> **TASK INSTRUCTIONS**
Please copy each line of the listing below precisely, excluding the images.
%%
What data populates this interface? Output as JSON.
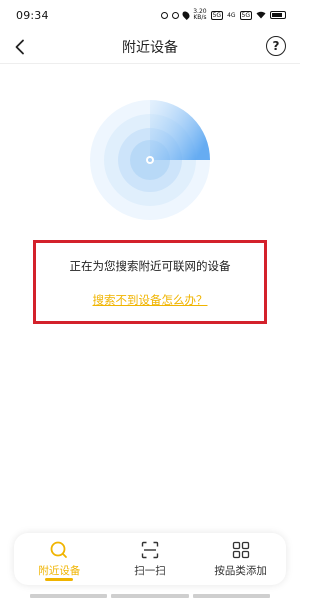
{
  "status_bar": {
    "time": "09:34",
    "speed": "3.20\nKB/s",
    "net1": "5G",
    "net2": "4G",
    "net3": "5G",
    "battery_icon": "battery-icon"
  },
  "header": {
    "title": "附近设备",
    "back_icon": "chevron-left-icon",
    "help_label": "?"
  },
  "search": {
    "status_text": "正在为您搜索附近可联网的设备",
    "help_link": "搜索不到设备怎么办？"
  },
  "tabs": [
    {
      "label": "附近设备",
      "icon": "search-icon",
      "active": true
    },
    {
      "label": "扫一扫",
      "icon": "scan-icon",
      "active": false
    },
    {
      "label": "按品类添加",
      "icon": "grid-icon",
      "active": false
    }
  ],
  "colors": {
    "accent": "#f0b400",
    "highlight_border": "#d3212b",
    "radar": "#5aa8f0"
  }
}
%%
> **EXERCISE RESPONSE**
What data populates this interface? Output as JSON.
{
  "status_bar": {
    "time": "09:34",
    "speed": "3.20\nKB/s",
    "net1": "5G",
    "net2": "4G",
    "net3": "5G",
    "battery_icon": "battery-icon"
  },
  "header": {
    "title": "附近设备",
    "back_icon": "chevron-left-icon",
    "help_label": "?"
  },
  "search": {
    "status_text": "正在为您搜索附近可联网的设备",
    "help_link": "搜索不到设备怎么办？"
  },
  "tabs": [
    {
      "label": "附近设备",
      "icon": "search-icon",
      "active": true
    },
    {
      "label": "扫一扫",
      "icon": "scan-icon",
      "active": false
    },
    {
      "label": "按品类添加",
      "icon": "grid-icon",
      "active": false
    }
  ],
  "colors": {
    "accent": "#f0b400",
    "highlight_border": "#d3212b",
    "radar": "#5aa8f0"
  }
}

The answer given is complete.